Empowering Health Care Consumers

Grantee Name

Community Service Society of New York

Funding Area

Empowering Health Care Consumers

Publication Date

February 2019

Grant Amount

$250,000

Grant Date:

2016-2019

New York State has made substantial progress in covering the uninsured since the passage of the Affordable Care Act in 2010. However, many consumers still lack the tools to make important quality and cost decisions and remain unaware of or unable to engage in State- and industry-led efforts on health policymaking. Although key constituencies, such as insurers, hospitals, and the business community have well-financed associations that organize and present their views, consumers’ perspectives are usually not as well organized or represented. Health Care for All New York (HCFANY) is a coalition of organizations advocating for high-quality and comprehensive health coverage. As the State’s leading consumer advocacy coalition, it both educates the public and represents the consumer perspective as it works to bring affordable, high-quality health care to all New Yorkers.

In 2016, NYSHealth awarded a grant to Community Service Society of New York, a co-founder of HCFANY and a current member of its steering committee, to support HCFANY in further engaging consumers in efforts to improve the quality and value of health care purchased in New York.

Outcomes and Lessons Learned

Outcomes and Lessons Learned:

  • Created consumer education materials and conducted consumer engagement presentations, including an issue brief on understanding health system transformation and why consumers should get involved, a fact sheet on transgender health care, and guides on health insurance rate reviews for 2018 and 2019.
  • Testified at a New York State Assembly public hearing on the State’s Health/Medicaid 2018–19 budget regarding the funding allocation formula through which New York State hospitals receive indigent care pool (ICP) funds, which compensate hospitals for care provided to patients who are unable to pay. HCFANY made recommendations on how the current ICP funding methodology should be recalibrated to more equitably support safety-net hospitals that treat the neediest patients.
  • Participated in New York State’s health insurance rate review prior approval process, whereby health insurance premium adjustments are requested by health insurers, to ensure that proposed rates are fair and appropriate:
    • Analyzed rate proposals from 15 health insurers through the consumer perspective.
    • Retained Jay Angoff, former Director of the Center for Consumer Information and Insurance Oversight and former Superintendent of Insurance for Missouri, to perform detailed rate submission analyses.
    • Submitted comments to the Department of Financial Services (DFS), which oversees the prior approval process, on rate requests by all health insurers in New York State
    • Created a template for consumers to tell their stories directly to regulators.
  • Advocated for New York State to build on its landmark surprise bill law to ensure that consumers are not held responsible for out-of-network bills as a result of provider or plan misinformation given to them.
  • Successfully advocated for DFS to hold a public hearing on the merger of two major health insurance carriers in New York State, Anthem and Cigna, and then against the merger. In February 2017 a federal judge ruled against the merger, citing harm to consumers. Anthem terminated its merger agreement with Cigna in May 2017.

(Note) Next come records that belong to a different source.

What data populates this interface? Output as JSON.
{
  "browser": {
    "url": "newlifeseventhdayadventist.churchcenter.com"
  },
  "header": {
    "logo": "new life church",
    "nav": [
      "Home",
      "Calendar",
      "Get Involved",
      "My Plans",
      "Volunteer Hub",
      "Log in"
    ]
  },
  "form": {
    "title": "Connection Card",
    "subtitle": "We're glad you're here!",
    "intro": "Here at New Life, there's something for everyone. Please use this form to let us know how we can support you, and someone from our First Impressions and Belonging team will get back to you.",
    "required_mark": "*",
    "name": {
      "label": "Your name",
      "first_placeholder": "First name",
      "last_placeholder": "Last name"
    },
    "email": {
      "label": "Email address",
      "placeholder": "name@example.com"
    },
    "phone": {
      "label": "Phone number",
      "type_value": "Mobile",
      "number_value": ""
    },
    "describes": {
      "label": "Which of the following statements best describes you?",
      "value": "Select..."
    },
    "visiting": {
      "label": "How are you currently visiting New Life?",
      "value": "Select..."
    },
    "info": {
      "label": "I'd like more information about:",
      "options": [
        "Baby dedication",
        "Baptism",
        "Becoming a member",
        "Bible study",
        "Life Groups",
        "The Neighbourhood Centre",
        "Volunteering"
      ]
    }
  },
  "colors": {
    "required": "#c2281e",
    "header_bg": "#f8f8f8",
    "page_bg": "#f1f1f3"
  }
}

Despite a complicated federal health care landscape, HCFANY made great strides in empowering New York consumers in the areas of improving health system transparency, maintaining an active consumer voice in informing public policy, and securing consumer protections. As a result, these efforts have helped bring the patient voice into the health policy conversation at the federal and State levels.

In response to HCFANY’s testimony regarding ICP hospital compensation, the final State 2018–19 budget established a workgroup to review the ICP funds distribution. The 22-member workgroup, made up of representatives from hospitals, unions, insurers, and consumer advocacy organizations, met four times before submitting its findings in December 2018. Although the workgroup did not reach consensus on an exact distribution methodology, it advocated that any changes must consider the interest of patients and their access to health care services.

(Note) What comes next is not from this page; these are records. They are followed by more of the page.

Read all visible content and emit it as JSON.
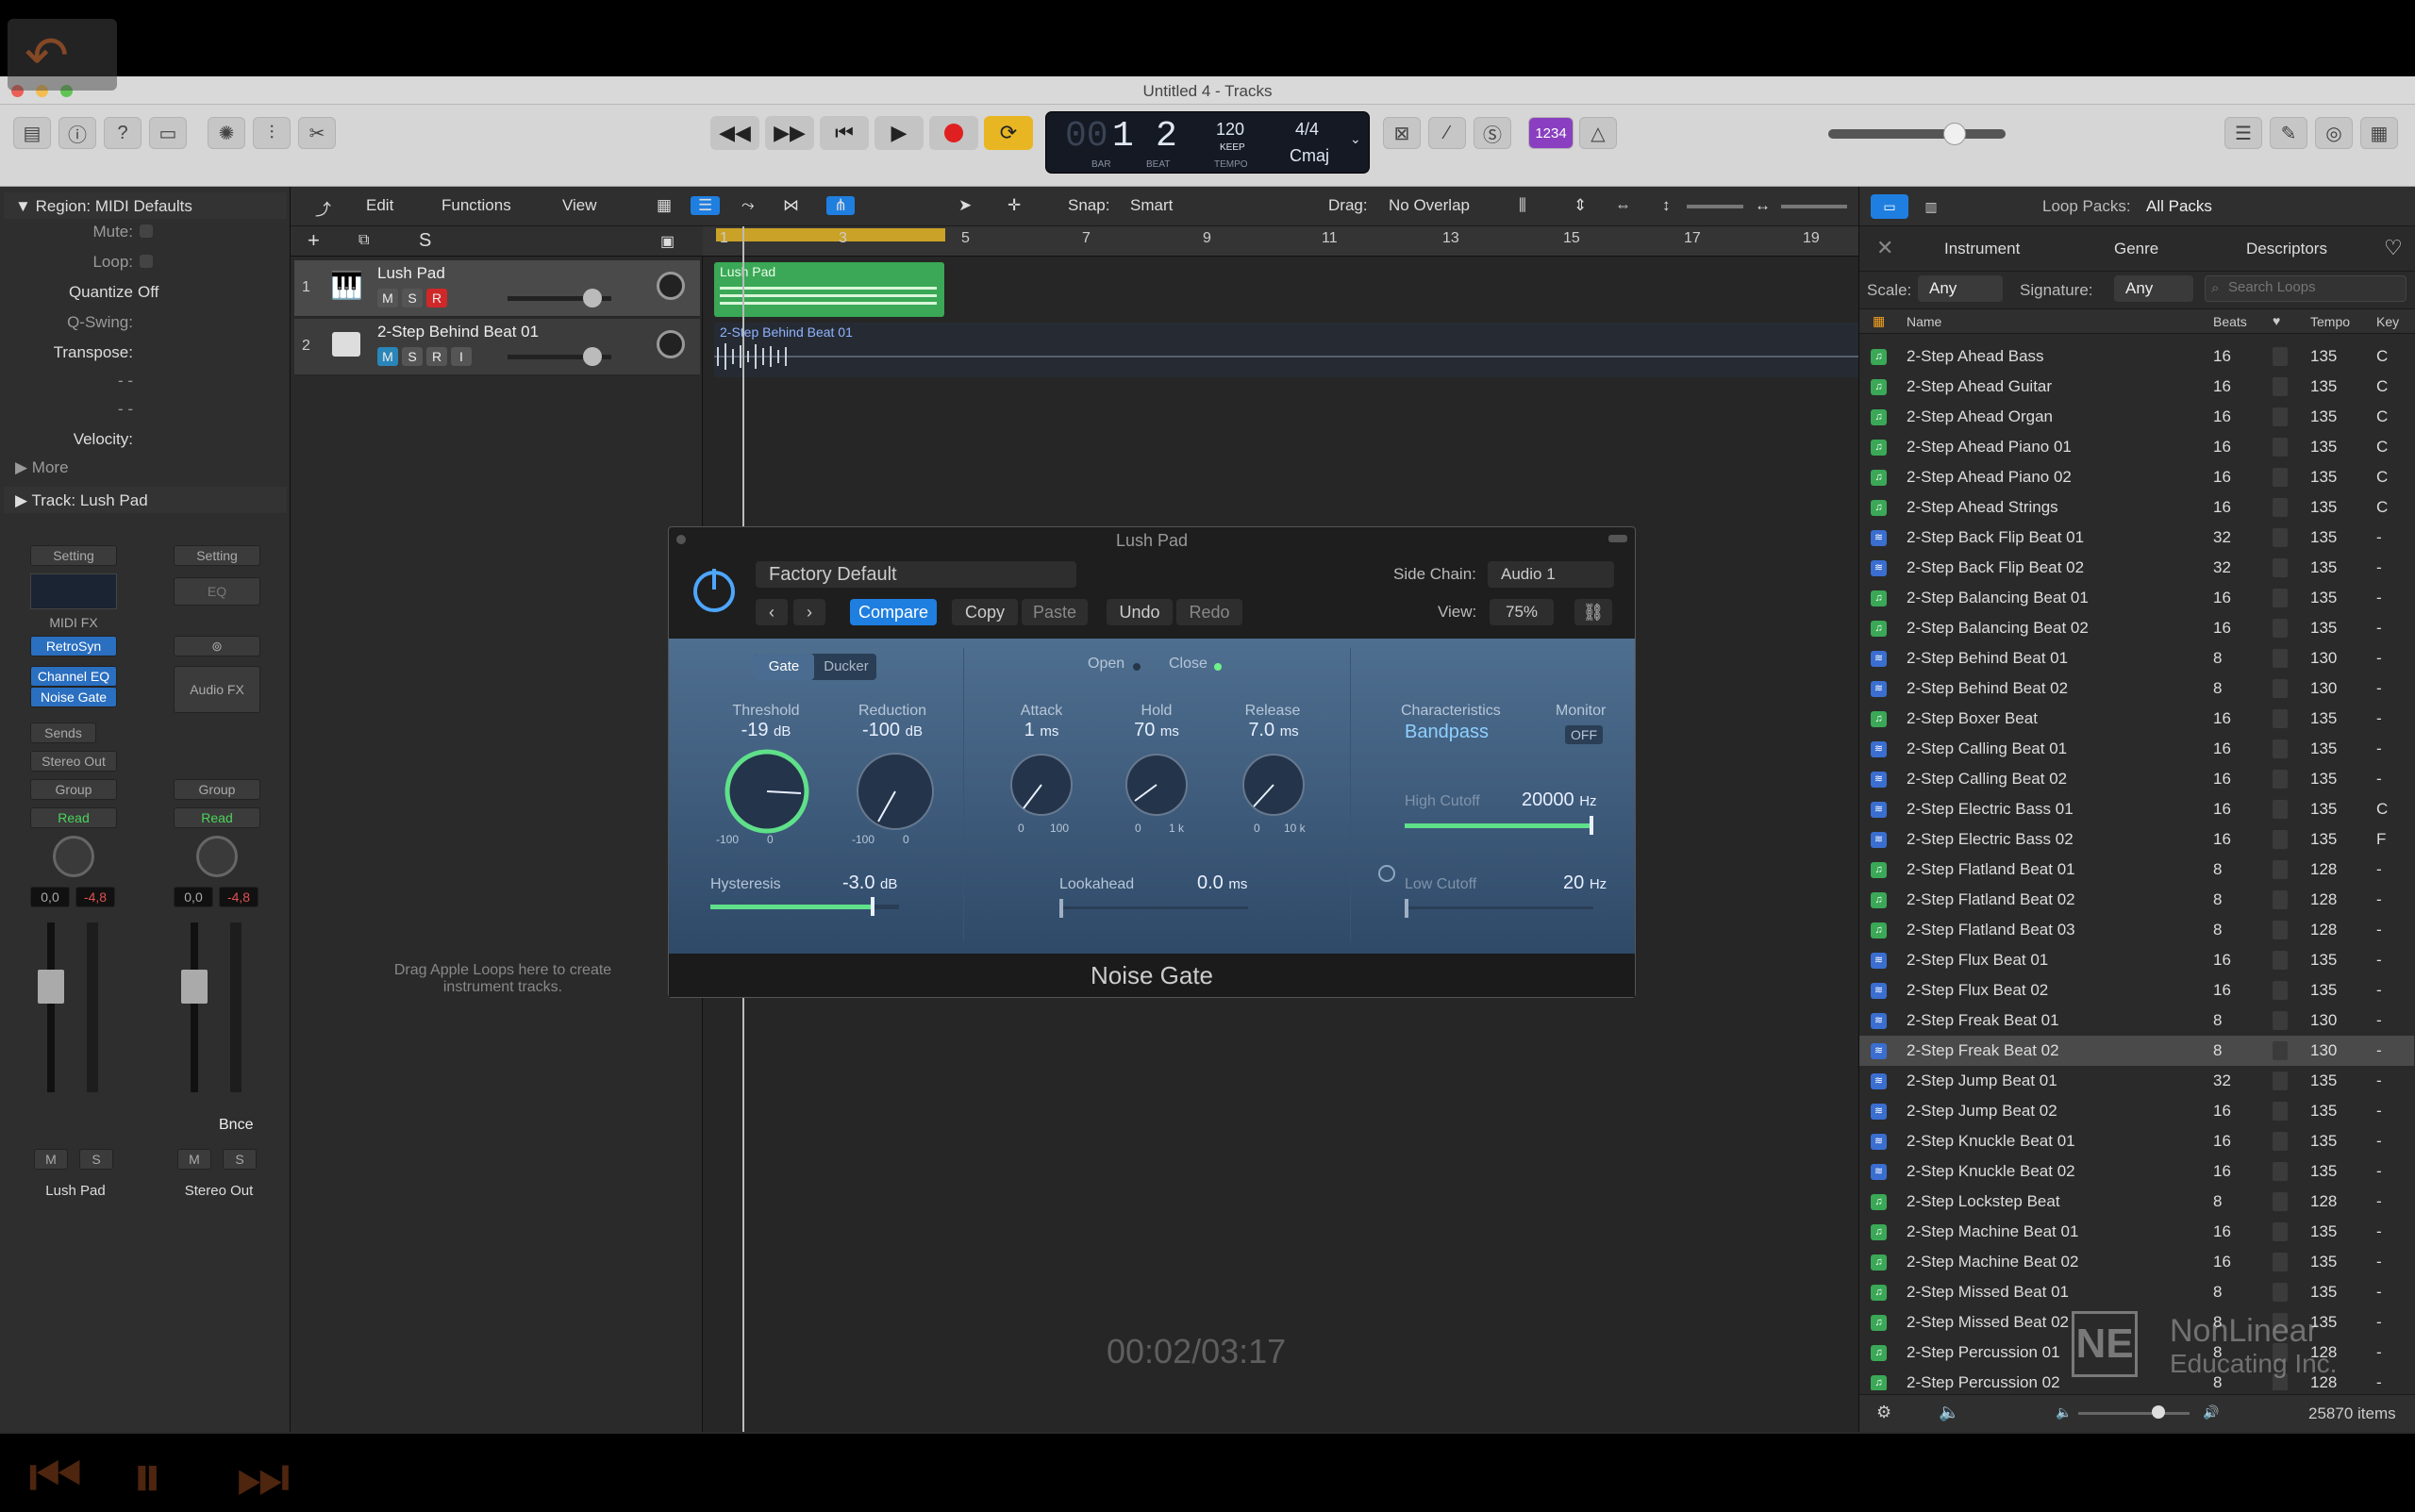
{
  "window": {
    "title": "Untitled 4 - Tracks"
  },
  "colors": {
    "accent": "#1f7fe0",
    "record": "#e02020",
    "region_green": "#3aa856",
    "plugin_blue": "#3c5a7c",
    "tuner_purple": "#8a3fc1"
  },
  "toolbar": {
    "lcd": {
      "bar": "1",
      "beat": "2",
      "bar_label": "BAR",
      "beat_label": "BEAT",
      "tempo": "120",
      "tempo_keep": "KEEP",
      "tempo_label": "TEMPO",
      "signature": "4/4",
      "key": "Cmaj",
      "dim_digits": "00"
    },
    "count_in": "1234",
    "icons": [
      "library-icon",
      "info-icon",
      "help-icon",
      "toolbar-icon",
      "smart-controls-icon",
      "mixer-icon",
      "editors-icon",
      "rewind-icon",
      "forward-icon",
      "go-to-start-icon",
      "play-icon",
      "record-icon",
      "cycle-icon",
      "replace-icon",
      "autopunch-icon",
      "solo-icon",
      "metronome-icon",
      "list-editors-icon",
      "notepad-icon",
      "loop-browser-icon",
      "browsers-icon"
    ]
  },
  "inspector": {
    "region_header": "Region: MIDI Defaults",
    "mute_label": "Mute:",
    "loop_label": "Loop:",
    "quantize_label": "Quantize",
    "quantize_value": "Off",
    "qswing_label": "Q-Swing:",
    "transpose_label": "Transpose:",
    "dash1": "- -",
    "dash2": "- -",
    "velocity_label": "Velocity:",
    "more_label": "More",
    "track_header": "Track:",
    "track_name": "Lush Pad",
    "strip1": {
      "setting": "Setting",
      "midi_fx": "MIDI FX",
      "instrument": "RetroSyn",
      "fx1": "Channel EQ",
      "fx2": "Noise Gate",
      "sends": "Sends",
      "output": "Stereo Out",
      "group": "Group",
      "automation": "Read",
      "pan_val": "0,0",
      "level": "-4,8",
      "mute": "M",
      "solo": "S",
      "name": "Lush Pad"
    },
    "strip2": {
      "setting": "Setting",
      "eq": "EQ",
      "audio_fx": "Audio FX",
      "group": "Group",
      "automation": "Read",
      "pan_val": "0,0",
      "level": "-4,8",
      "bounce": "Bnce",
      "mute": "M",
      "solo": "S",
      "name": "Stereo Out"
    }
  },
  "tracks_bar": {
    "edit": "Edit",
    "functions": "Functions",
    "view": "View",
    "snap_label": "Snap:",
    "snap_value": "Smart",
    "drag_label": "Drag:",
    "drag_value": "No Overlap"
  },
  "track_list_header": {
    "add": "+",
    "solo": "S"
  },
  "tracks": [
    {
      "num": "1",
      "name": "Lush Pad",
      "m": "M",
      "s": "S",
      "r": "R"
    },
    {
      "num": "2",
      "name": "2-Step Behind Beat 01",
      "m": "M",
      "s": "S",
      "r": "R",
      "i": "I"
    }
  ],
  "drop_hint": "Drag Apple Loops here to create instrument tracks.",
  "ruler": [
    "1",
    "3",
    "5",
    "7",
    "9",
    "11",
    "13",
    "15",
    "17",
    "19"
  ],
  "regions": [
    {
      "name": "Lush Pad"
    },
    {
      "name": "2-Step Behind Beat 01"
    }
  ],
  "plugin": {
    "title": "Lush Pad",
    "preset": "Factory Default",
    "compare": "Compare",
    "copy": "Copy",
    "paste": "Paste",
    "undo": "Undo",
    "redo": "Redo",
    "sidechain_label": "Side Chain:",
    "sidechain_value": "Audio 1",
    "view_label": "View:",
    "view_value": "75%",
    "mode_gate": "Gate",
    "mode_ducker": "Ducker",
    "open": "Open",
    "close": "Close",
    "threshold_label": "Threshold",
    "threshold_value": "-19",
    "reduction_label": "Reduction",
    "reduction_value": "-100",
    "db": "dB",
    "scale_min": "-100",
    "scale_zero": "0",
    "attack_label": "Attack",
    "attack_value": "1",
    "attack_min": "0",
    "attack_max": "100",
    "hold_label": "Hold",
    "hold_value": "70",
    "hold_min": "0",
    "hold_max": "1 k",
    "release_label": "Release",
    "release_value": "7.0",
    "release_min": "0",
    "release_max": "10 k",
    "ms": "ms",
    "characteristics_label": "Characteristics",
    "characteristics_value": "Bandpass",
    "monitor_label": "Monitor",
    "monitor_value": "OFF",
    "high_cutoff_label": "High Cutoff",
    "high_cutoff_value": "20000",
    "low_cutoff_label": "Low Cutoff",
    "low_cutoff_value": "20",
    "hz": "Hz",
    "hysteresis_label": "Hysteresis",
    "hysteresis_value": "-3.0",
    "lookahead_label": "Lookahead",
    "lookahead_value": "0.0",
    "footer": "Noise Gate"
  },
  "overlay": {
    "time": "00:02/03:17",
    "brand1": "NonLinear",
    "brand2": "Educating Inc.",
    "logo": "NE"
  },
  "browser": {
    "loop_packs_label": "Loop Packs:",
    "loop_packs_value": "All Packs",
    "tabs": [
      "Instrument",
      "Genre",
      "Descriptors"
    ],
    "scale_label": "Scale:",
    "scale_value": "Any",
    "signature_label": "Signature:",
    "signature_value": "Any",
    "search_placeholder": "Search Loops",
    "columns": {
      "name": "Name",
      "beats": "Beats",
      "tempo": "Tempo",
      "key": "Key"
    },
    "items_count": "25870 items",
    "loops": [
      {
        "name": "2-Step Ahead Bass",
        "beats": "16",
        "tempo": "135",
        "key": "C",
        "type": "midi"
      },
      {
        "name": "2-Step Ahead Guitar",
        "beats": "16",
        "tempo": "135",
        "key": "C",
        "type": "midi"
      },
      {
        "name": "2-Step Ahead Organ",
        "beats": "16",
        "tempo": "135",
        "key": "C",
        "type": "midi"
      },
      {
        "name": "2-Step Ahead Piano 01",
        "beats": "16",
        "tempo": "135",
        "key": "C",
        "type": "midi"
      },
      {
        "name": "2-Step Ahead Piano 02",
        "beats": "16",
        "tempo": "135",
        "key": "C",
        "type": "midi"
      },
      {
        "name": "2-Step Ahead Strings",
        "beats": "16",
        "tempo": "135",
        "key": "C",
        "type": "midi"
      },
      {
        "name": "2-Step Back Flip Beat 01",
        "beats": "32",
        "tempo": "135",
        "key": "-",
        "type": "audio"
      },
      {
        "name": "2-Step Back Flip Beat 02",
        "beats": "32",
        "tempo": "135",
        "key": "-",
        "type": "audio"
      },
      {
        "name": "2-Step Balancing Beat 01",
        "beats": "16",
        "tempo": "135",
        "key": "-",
        "type": "midi"
      },
      {
        "name": "2-Step Balancing Beat 02",
        "beats": "16",
        "tempo": "135",
        "key": "-",
        "type": "midi"
      },
      {
        "name": "2-Step Behind Beat 01",
        "beats": "8",
        "tempo": "130",
        "key": "-",
        "type": "audio"
      },
      {
        "name": "2-Step Behind Beat 02",
        "beats": "8",
        "tempo": "130",
        "key": "-",
        "type": "audio"
      },
      {
        "name": "2-Step Boxer Beat",
        "beats": "16",
        "tempo": "135",
        "key": "-",
        "type": "midi"
      },
      {
        "name": "2-Step Calling Beat 01",
        "beats": "16",
        "tempo": "135",
        "key": "-",
        "type": "audio"
      },
      {
        "name": "2-Step Calling Beat 02",
        "beats": "16",
        "tempo": "135",
        "key": "-",
        "type": "audio"
      },
      {
        "name": "2-Step Electric Bass 01",
        "beats": "16",
        "tempo": "135",
        "key": "C",
        "type": "audio"
      },
      {
        "name": "2-Step Electric Bass 02",
        "beats": "16",
        "tempo": "135",
        "key": "F",
        "type": "audio"
      },
      {
        "name": "2-Step Flatland Beat 01",
        "beats": "8",
        "tempo": "128",
        "key": "-",
        "type": "midi"
      },
      {
        "name": "2-Step Flatland Beat 02",
        "beats": "8",
        "tempo": "128",
        "key": "-",
        "type": "midi"
      },
      {
        "name": "2-Step Flatland Beat 03",
        "beats": "8",
        "tempo": "128",
        "key": "-",
        "type": "midi"
      },
      {
        "name": "2-Step Flux Beat 01",
        "beats": "16",
        "tempo": "135",
        "key": "-",
        "type": "audio"
      },
      {
        "name": "2-Step Flux Beat 02",
        "beats": "16",
        "tempo": "135",
        "key": "-",
        "type": "audio"
      },
      {
        "name": "2-Step Freak Beat 01",
        "beats": "8",
        "tempo": "130",
        "key": "-",
        "type": "audio"
      },
      {
        "name": "2-Step Freak Beat 02",
        "beats": "8",
        "tempo": "130",
        "key": "-",
        "type": "audio",
        "selected": true
      },
      {
        "name": "2-Step Jump Beat 01",
        "beats": "32",
        "tempo": "135",
        "key": "-",
        "type": "audio"
      },
      {
        "name": "2-Step Jump Beat 02",
        "beats": "16",
        "tempo": "135",
        "key": "-",
        "type": "audio"
      },
      {
        "name": "2-Step Knuckle Beat 01",
        "beats": "16",
        "tempo": "135",
        "key": "-",
        "type": "audio"
      },
      {
        "name": "2-Step Knuckle Beat 02",
        "beats": "16",
        "tempo": "135",
        "key": "-",
        "type": "audio"
      },
      {
        "name": "2-Step Lockstep Beat",
        "beats": "8",
        "tempo": "128",
        "key": "-",
        "type": "midi"
      },
      {
        "name": "2-Step Machine Beat 01",
        "beats": "16",
        "tempo": "135",
        "key": "-",
        "type": "midi"
      },
      {
        "name": "2-Step Machine Beat 02",
        "beats": "16",
        "tempo": "135",
        "key": "-",
        "type": "midi"
      },
      {
        "name": "2-Step Missed Beat 01",
        "beats": "8",
        "tempo": "135",
        "key": "-",
        "type": "midi"
      },
      {
        "name": "2-Step Missed Beat 02",
        "beats": "8",
        "tempo": "135",
        "key": "-",
        "type": "midi"
      },
      {
        "name": "2-Step Percussion 01",
        "beats": "8",
        "tempo": "128",
        "key": "-",
        "type": "midi"
      },
      {
        "name": "2-Step Percussion 02",
        "beats": "8",
        "tempo": "128",
        "key": "-",
        "type": "midi"
      }
    ]
  }
}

In February 2019, Governor Cuomo set a cap on how much charity-care funding profitable downstate hospitals can receive. Facilities in New York City, Long Island, and Westchester that earn—or are part of a system that earns—at least $68 million in operating income or have an operating margin of at least 2.98% would be capped at $10,000 in indigent care payments.

Co-Funding and Additional Funds Leveraged: Co-funding for this project was provided by the Robert Wood Johnson Foundation ($300,000) and Atlantic Philanthropies ($165,000).